Where receivables are defined as accounts and notes receivable. We penalise companies with a high and/or rising level of receivable days relative to industry peers. There are a number of reasons to be concerned about receivables:
- Poor competitive advantage or hidden bad debts: Persistently large receivables relative to peers might suggest that the company is giving more advantageous credit terms to customers. This is clearly not a very compelling competitive advantage. Alternatively, it might suggest that the company has long overdue outstanding receivables that it cannot collect upon. As such, investors should check the receivable ageing schedule within notes to the financial statements. If this is the case, it is possible that the company has been over-stating profits and a future impairment is a possibility.

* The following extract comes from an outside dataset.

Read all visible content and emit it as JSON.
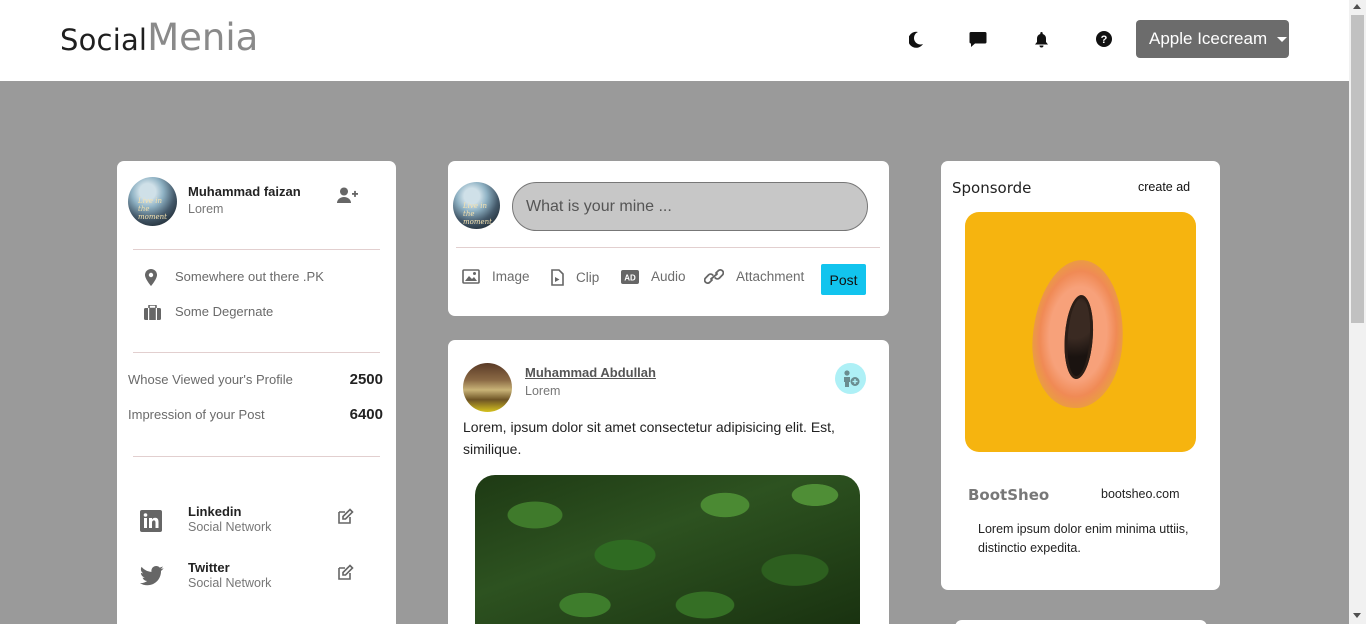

- Deteriorating terms of trade or increasingly aggressive income recognition: We would regard deteriorating receivables as being potentially far more problematic than a large receivable. Either terms of trade are worsening or the company is being more aggressive in sales recognition to boost profit. Neither is a good outcome. If the receivable deterioration is significant enough, it will be mirrored by a dip in operating cash flow relative to profit, all other things being equal. However, companies often mask this operating cash shortfall by passing the burden onto their suppliers in the form of extended payables. In some extreme cases, we have had suspicions that payables are simply a form of debt disguised as working capital. For example, when Kaisa (1638 HK) defaulted in 2015 it was subsequently disclosed that the company had failed to disclose to auditors that certain short term liabilities were interest bearing, and should thus be re-classified as debt. As such, investors should carefully monitor how a company generates its operating cash flow.

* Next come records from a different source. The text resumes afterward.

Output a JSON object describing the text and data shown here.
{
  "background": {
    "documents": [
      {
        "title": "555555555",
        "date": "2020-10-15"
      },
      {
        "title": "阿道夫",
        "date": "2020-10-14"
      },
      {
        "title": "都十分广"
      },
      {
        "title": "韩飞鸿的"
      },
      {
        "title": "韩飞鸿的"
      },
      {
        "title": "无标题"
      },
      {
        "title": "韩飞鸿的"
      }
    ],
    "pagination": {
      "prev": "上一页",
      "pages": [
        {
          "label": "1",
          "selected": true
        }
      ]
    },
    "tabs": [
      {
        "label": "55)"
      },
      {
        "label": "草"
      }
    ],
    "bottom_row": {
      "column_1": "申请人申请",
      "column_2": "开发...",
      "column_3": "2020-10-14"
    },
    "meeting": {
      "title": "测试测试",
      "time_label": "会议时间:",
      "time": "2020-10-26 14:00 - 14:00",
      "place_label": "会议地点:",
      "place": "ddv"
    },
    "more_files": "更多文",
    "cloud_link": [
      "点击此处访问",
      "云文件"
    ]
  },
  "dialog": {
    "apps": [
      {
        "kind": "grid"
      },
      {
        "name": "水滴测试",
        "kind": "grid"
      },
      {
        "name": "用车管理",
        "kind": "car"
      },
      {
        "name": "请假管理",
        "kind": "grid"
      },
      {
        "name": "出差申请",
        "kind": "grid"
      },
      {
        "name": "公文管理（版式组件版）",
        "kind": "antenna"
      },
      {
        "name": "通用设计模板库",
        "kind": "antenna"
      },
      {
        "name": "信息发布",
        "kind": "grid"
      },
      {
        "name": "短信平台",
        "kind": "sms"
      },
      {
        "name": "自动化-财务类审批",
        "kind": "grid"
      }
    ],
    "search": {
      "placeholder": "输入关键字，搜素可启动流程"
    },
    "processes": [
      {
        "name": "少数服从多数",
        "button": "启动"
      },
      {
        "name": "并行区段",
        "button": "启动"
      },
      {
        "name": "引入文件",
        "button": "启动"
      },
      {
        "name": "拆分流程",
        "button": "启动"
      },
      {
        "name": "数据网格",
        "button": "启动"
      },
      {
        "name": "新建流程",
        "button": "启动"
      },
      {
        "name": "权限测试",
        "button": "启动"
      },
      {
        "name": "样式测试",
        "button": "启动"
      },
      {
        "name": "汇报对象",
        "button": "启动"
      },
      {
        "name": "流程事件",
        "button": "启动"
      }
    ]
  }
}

In general, industries with compelling business models (i.e. strong barriers to entry and multiple customers with low bargaining power) often have relatively low receivables (i.e. they get paid quickly) compared to those which are commoditised (i.e. low barriers to entry and fewer customers with stronger bargaining power). For example, machinery and electrical equipment industries (which is a commoditized business) typically record average receivables at 20-30% of sales (80-90 days), compared to retailers at 1-5% (less than 20 days), as shown in Figure 5.

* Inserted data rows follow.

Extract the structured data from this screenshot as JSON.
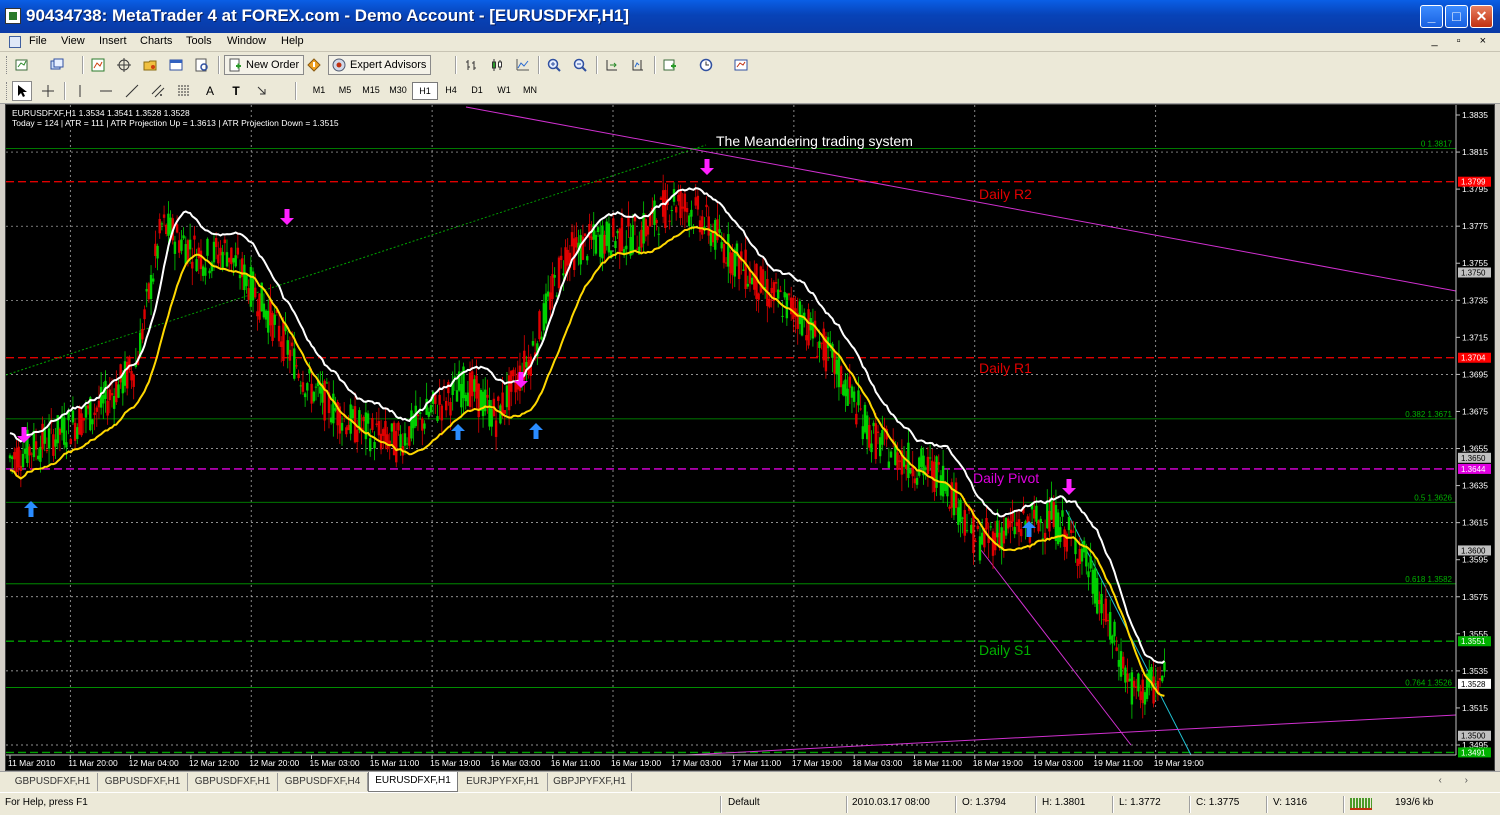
{
  "window": {
    "title": "90434738: MetaTrader 4 at FOREX.com - Demo Account - [EURUSDFXF,H1]",
    "min": "_",
    "max": "□",
    "close": "✕"
  },
  "menu": [
    "File",
    "View",
    "Insert",
    "Charts",
    "Tools",
    "Window",
    "Help"
  ],
  "mdi_controls": "_ ▫ ×",
  "toolbar": {
    "new_order": "New Order",
    "expert_advisors": "Expert Advisors"
  },
  "draw_tools": {
    "text": "A",
    "textlabel": "T"
  },
  "timeframes": [
    "M1",
    "M5",
    "M15",
    "M30",
    "H1",
    "H4",
    "D1",
    "W1",
    "MN"
  ],
  "active_timeframe": "H1",
  "chart": {
    "header": "EURUSDFXF,H1  1.3534 1.3541 1.3528 1.3528",
    "info": "Today = 124   |   ATR = 111   |   ATR Projection Up = 1.3613   |   ATR Projection Down = 1.3515",
    "system_title": "The Meandering trading system",
    "pivots": {
      "r2": "Daily R2",
      "r1": "Daily R1",
      "pivot": "Daily Pivot",
      "s1": "Daily S1"
    },
    "fib_labels": [
      "0 1.3817",
      "0.382 1.3671",
      "0.5 1.3626",
      "0.618 1.3582",
      "0.764 1.3526"
    ],
    "price_ticks": [
      "1.3835",
      "1.3815",
      "1.3795",
      "1.3775",
      "1.3755",
      "1.3735",
      "1.3715",
      "1.3695",
      "1.3675",
      "1.3655",
      "1.3635",
      "1.3615",
      "1.3595",
      "1.3575",
      "1.3555",
      "1.3535",
      "1.3515",
      "1.3495"
    ],
    "price_tags": [
      {
        "label": "1.3799",
        "bg": "#ff0000",
        "fg": "#ffffff"
      },
      {
        "label": "1.3750",
        "bg": "#c0c0c0",
        "fg": "#000000"
      },
      {
        "label": "1.3704",
        "bg": "#ff0000",
        "fg": "#ffffff"
      },
      {
        "label": "1.3650",
        "bg": "#c0c0c0",
        "fg": "#000000"
      },
      {
        "label": "1.3644",
        "bg": "#e000e0",
        "fg": "#ffffff"
      },
      {
        "label": "1.3600",
        "bg": "#c0c0c0",
        "fg": "#000000"
      },
      {
        "label": "1.3551",
        "bg": "#00b000",
        "fg": "#ffffff"
      },
      {
        "label": "1.3528",
        "bg": "#ffffff",
        "fg": "#000000"
      },
      {
        "label": "1.3500",
        "bg": "#c0c0c0",
        "fg": "#000000"
      },
      {
        "label": "1.3491",
        "bg": "#00b000",
        "fg": "#ffffff"
      }
    ],
    "time_ticks": [
      "11 Mar 2010",
      "11 Mar 20:00",
      "12 Mar 04:00",
      "12 Mar 12:00",
      "12 Mar 20:00",
      "15 Mar 03:00",
      "15 Mar 11:00",
      "15 Mar 19:00",
      "16 Mar 03:00",
      "16 Mar 11:00",
      "16 Mar 19:00",
      "17 Mar 03:00",
      "17 Mar 11:00",
      "17 Mar 19:00",
      "18 Mar 03:00",
      "18 Mar 11:00",
      "18 Mar 19:00",
      "19 Mar 03:00",
      "19 Mar 11:00",
      "19 Mar 19:00"
    ],
    "colors": {
      "bull": "#00d000",
      "bear": "#e00000",
      "ma_fast": "#ffffff",
      "ma_slow": "#ffd800",
      "pivot_r": "#e00000",
      "pivot_p": "#e000e0",
      "pivot_s": "#00a000",
      "trendline": "#d030d0",
      "arrow_buy": "#2a8cff",
      "arrow_sell": "#ff20ff"
    }
  },
  "tabs": [
    "GBPUSDFXF,H1",
    "GBPUSDFXF,H1",
    "GBPUSDFXF,H1",
    "GBPUSDFXF,H4",
    "EURUSDFXF,H1",
    "EURJPYFXF,H1",
    "GBPJPYFXF,H1"
  ],
  "active_tab": 4,
  "tab_arrows": "‹ ›",
  "status": {
    "help": "For Help, press F1",
    "profile": "Default",
    "datetime": "2010.03.17 08:00",
    "open": "O: 1.3794",
    "high": "H: 1.3801",
    "low": "L: 1.3772",
    "close": "C: 1.3775",
    "volume": "V: 1316",
    "traffic": "193/6 kb"
  }
}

Changes in receivables are equally insightful. A lengthening of receivables can indicate that a company’s terms of trade are deteriorating, or that it has become increasingly aggressive in sales recognition (presumably, in order to meet profit forecasts). Certain industries are more prone to more volatile receivables than others. For example, the energy equipment and construction industries see receivables fluctuate by 3-4% of sales (11-16 days) in any given year, while it is unusual for retailers to record any material change at all, as shown in Figure 6.
Our accounting screen is set to trigger a red flag when receivables/sales exceed the 80th percentile (i.e. it is very high) relative to GICS industry peers, and/or when there is an abnormally large deterioration relative to the normal rate of change amongst industry peers over one and three years. This latter red flag is triggered when the deterioration in receivables exceeds the 80th percentile relative to the change experienced by industry peers between 2010 and 2015. For further reading on receivables please refer to GETTING PAID? Receivables in Asia (3 Dec 2014) and HIDDEN DEBT: And Manufactured Cash Flow (25 May 2016).